**WORK REQUIRED:** Verbatim repeat, images excluded. Give each entry again as written.

**DATA SHOWN:**
»»

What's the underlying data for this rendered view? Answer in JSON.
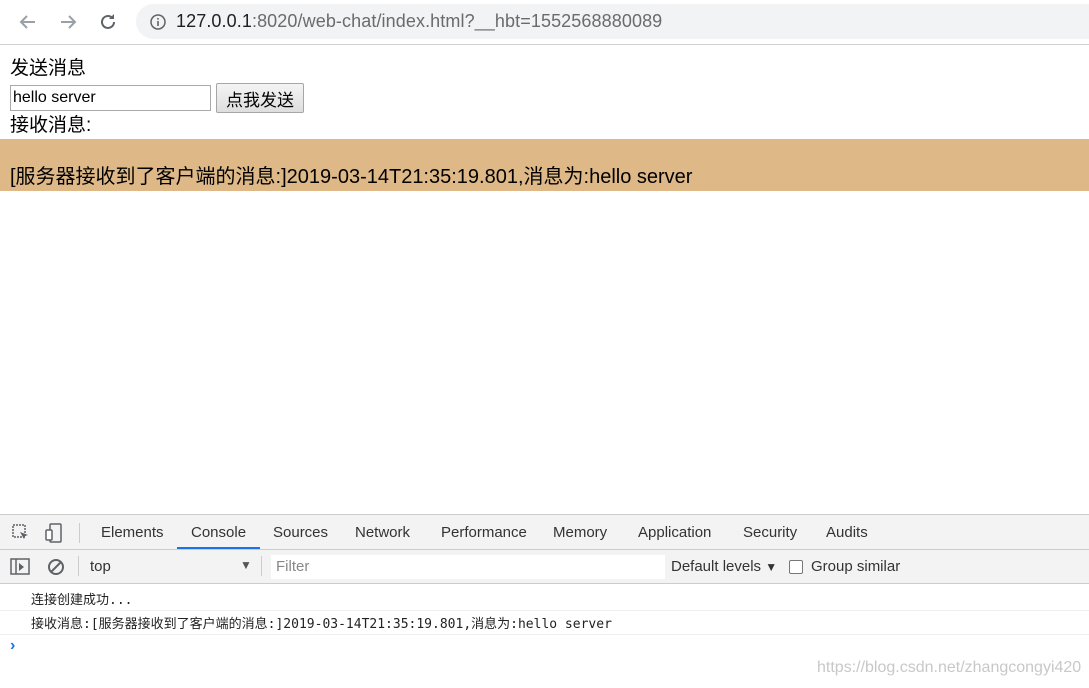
{
  "browser": {
    "url_host": "127.0.0.1",
    "url_rest": ":8020/web-chat/index.html?__hbt=1552568880089",
    "icons": {
      "back": "back-arrow-icon",
      "forward": "forward-arrow-icon",
      "reload": "reload-icon",
      "info": "info-icon"
    }
  },
  "page": {
    "send_title": "发送消息",
    "input_value": "hello server",
    "send_button": "点我发送",
    "recv_title": "接收消息:",
    "recv_message": "[服务器接收到了客户端的消息:]2019-03-14T21:35:19.801,消息为:hello server",
    "recv_bg": "#deb887"
  },
  "devtools": {
    "tabs": [
      "Elements",
      "Console",
      "Sources",
      "Network",
      "Performance",
      "Memory",
      "Application",
      "Security",
      "Audits"
    ],
    "active_tab": "Console",
    "context": "top",
    "filter_placeholder": "Filter",
    "levels": "Default levels",
    "group_similar": "Group similar",
    "console_lines": [
      "连接创建成功...",
      "接收消息:[服务器接收到了客户端的消息:]2019-03-14T21:35:19.801,消息为:hello server"
    ],
    "accent": "#1a73e8"
  },
  "watermark": "https://blog.csdn.net/zhangcongyi420"
}
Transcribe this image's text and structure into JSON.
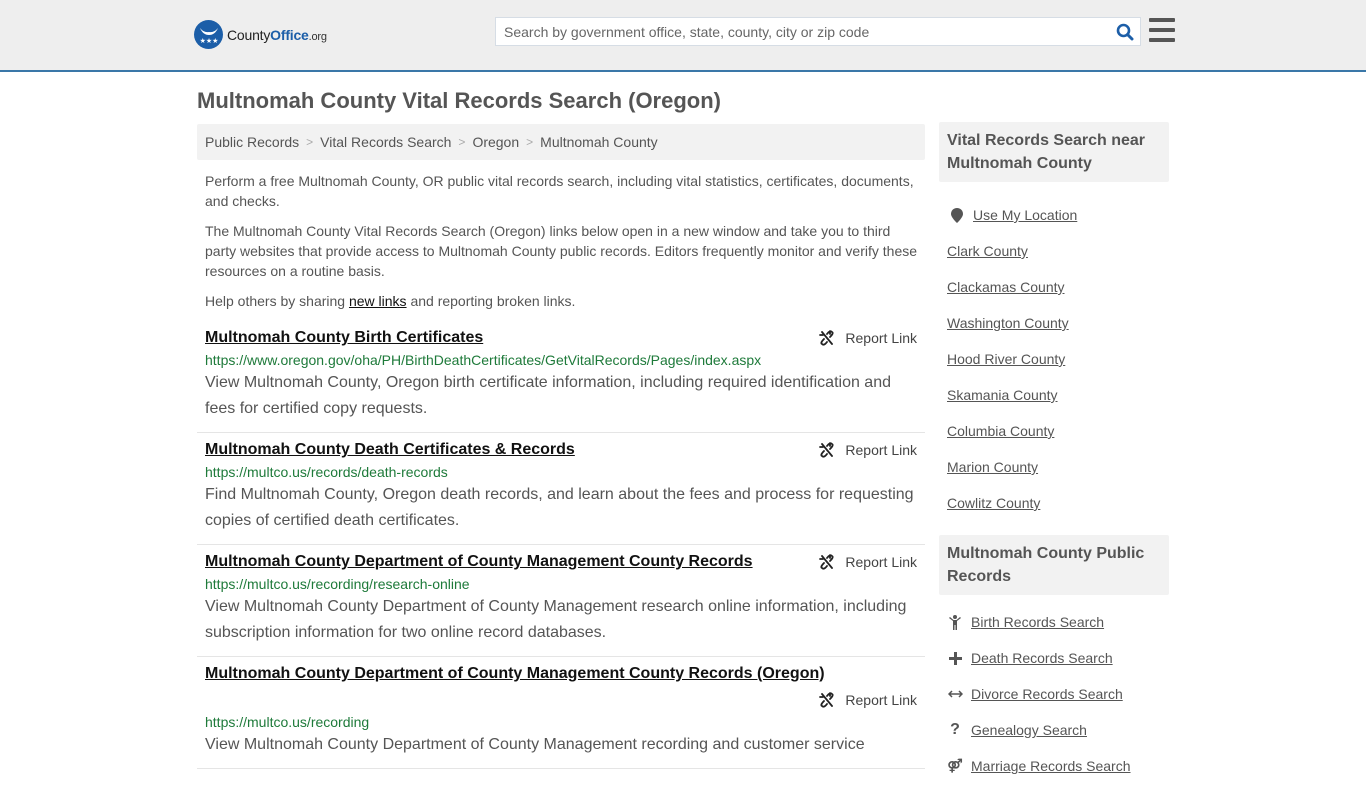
{
  "header": {
    "logo_text_a": "County",
    "logo_text_b": "Office",
    "logo_text_c": ".org",
    "search_placeholder": "Search by government office, state, county, city or zip code",
    "search_value": "",
    "brand_color": "#1c5ea8",
    "accent_border": "#3a77a8"
  },
  "page_title": "Multnomah County Vital Records Search (Oregon)",
  "breadcrumb": [
    "Public Records",
    "Vital Records Search",
    "Oregon",
    "Multnomah County"
  ],
  "intro": {
    "p1": "Perform a free Multnomah County, OR public vital records search, including vital statistics, certificates, documents, and checks.",
    "p2": "The Multnomah County Vital Records Search (Oregon) links below open in a new window and take you to third party websites that provide access to Multnomah County public records. Editors frequently monitor and verify these resources on a routine basis.",
    "p3_before": "Help others by sharing ",
    "p3_link": "new links",
    "p3_after": " and reporting broken links."
  },
  "report_label": "Report Link",
  "results": [
    {
      "title": "Multnomah County Birth Certificates",
      "url": "https://www.oregon.gov/oha/PH/BirthDeathCertificates/GetVitalRecords/Pages/index.aspx",
      "desc": "View Multnomah County, Oregon birth certificate information, including required identification and fees for certified copy requests."
    },
    {
      "title": "Multnomah County Death Certificates & Records",
      "url": "https://multco.us/records/death-records",
      "desc": "Find Multnomah County, Oregon death records, and learn about the fees and process for requesting copies of certified death certificates."
    },
    {
      "title": "Multnomah County Department of County Management County Records",
      "url": "https://multco.us/recording/research-online",
      "desc": "View Multnomah County Department of County Management research online information, including subscription information for two online record databases."
    },
    {
      "title": "Multnomah County Department of County Management County Records (Oregon)",
      "url": "https://multco.us/recording",
      "desc": "View Multnomah County Department of County Management recording and customer service"
    }
  ],
  "sidebar": {
    "nearby_heading": "Vital Records Search near Multnomah County",
    "use_location": "Use My Location",
    "nearby": [
      "Clark County",
      "Clackamas County",
      "Washington County",
      "Hood River County",
      "Skamania County",
      "Columbia County",
      "Marion County",
      "Cowlitz County"
    ],
    "public_heading": "Multnomah County Public Records",
    "public_links": [
      {
        "label": "Birth Records Search",
        "icon": "child-icon"
      },
      {
        "label": "Death Records Search",
        "icon": "plus-icon"
      },
      {
        "label": "Divorce Records Search",
        "icon": "arrows-horizontal-icon"
      },
      {
        "label": "Genealogy Search",
        "icon": "question-icon"
      },
      {
        "label": "Marriage Records Search",
        "icon": "marriage-icon"
      }
    ]
  }
}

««

**RESULT OF THIS TASK:**
What's the underlying data for this rendered view? Answer in JSON.
{
  "browser": {
    "url_host": "127.0.0.1",
    "url_rest": ":8020/web-chat/index.html?__hbt=1552568880089",
    "icons": {
      "back": "back-arrow-icon",
      "forward": "forward-arrow-icon",
      "reload": "reload-icon",
      "info": "info-icon"
    }
  },
  "page": {
    "send_title": "发送消息",
    "input_value": "hello server",
    "send_button": "点我发送",
    "recv_title": "接收消息:",
    "recv_message": "[服务器接收到了客户端的消息:]2019-03-14T21:35:19.801,消息为:hello server",
    "recv_bg": "#deb887"
  },
  "devtools": {
    "tabs": [
      "Elements",
      "Console",
      "Sources",
      "Network",
      "Performance",
      "Memory",
      "Application",
      "Security",
      "Audits"
    ],
    "active_tab": "Console",
    "context": "top",
    "filter_placeholder": "Filter",
    "levels": "Default levels",
    "group_similar": "Group similar",
    "console_lines": [
      "连接创建成功...",
      "接收消息:[服务器接收到了客户端的消息:]2019-03-14T21:35:19.801,消息为:hello server"
    ],
    "accent": "#1a73e8"
  },
  "watermark": "https://blog.csdn.net/zhangcongyi420"
}
Transcribe this image's text and structure into JSON.
{
  "header": {
    "logo_text_a": "County",
    "logo_text_b": "Office",
    "logo_text_c": ".org",
    "search_placeholder": "Search by government office, state, county, city or zip code",
    "search_value": "",
    "brand_color": "#1c5ea8",
    "accent_border": "#3a77a8"
  },
  "page_title": "Multnomah County Vital Records Search (Oregon)",
  "breadcrumb": [
    "Public Records",
    "Vital Records Search",
    "Oregon",
    "Multnomah County"
  ],
  "intro": {
    "p1": "Perform a free Multnomah County, OR public vital records search, including vital statistics, certificates, documents, and checks.",
    "p2": "The Multnomah County Vital Records Search (Oregon) links below open in a new window and take you to third party websites that provide access to Multnomah County public records. Editors frequently monitor and verify these resources on a routine basis.",
    "p3_before": "Help others by sharing ",
    "p3_link": "new links",
    "p3_after": " and reporting broken links."
  },
  "report_label": "Report Link",
  "results": [
    {
      "title": "Multnomah County Birth Certificates",
      "url": "https://www.oregon.gov/oha/PH/BirthDeathCertificates/GetVitalRecords/Pages/index.aspx",
      "desc": "View Multnomah County, Oregon birth certificate information, including required identification and fees for certified copy requests."
    },
    {
      "title": "Multnomah County Death Certificates & Records",
      "url": "https://multco.us/records/death-records",
      "desc": "Find Multnomah County, Oregon death records, and learn about the fees and process for requesting copies of certified death certificates."
    },
    {
      "title": "Multnomah County Department of County Management County Records",
      "url": "https://multco.us/recording/research-online",
      "desc": "View Multnomah County Department of County Management research online information, including subscription information for two online record databases."
    },
    {
      "title": "Multnomah County Department of County Management County Records (Oregon)",
      "url": "https://multco.us/recording",
      "desc": "View Multnomah County Department of County Management recording and customer service"
    }
  ],
  "sidebar": {
    "nearby_heading": "Vital Records Search near Multnomah County",
    "use_location": "Use My Location",
    "nearby": [
      "Clark County",
      "Clackamas County",
      "Washington County",
      "Hood River County",
      "Skamania County",
      "Columbia County",
      "Marion County",
      "Cowlitz County"
    ],
    "public_heading": "Multnomah County Public Records",
    "public_links": [
      {
        "label": "Birth Records Search",
        "icon": "child-icon"
      },
      {
        "label": "Death Records Search",
        "icon": "plus-icon"
      },
      {
        "label": "Divorce Records Search",
        "icon": "arrows-horizontal-icon"
      },
      {
        "label": "Genealogy Search",
        "icon": "question-icon"
      },
      {
        "label": "Marriage Records Search",
        "icon": "marriage-icon"
      }
    ]
  }
}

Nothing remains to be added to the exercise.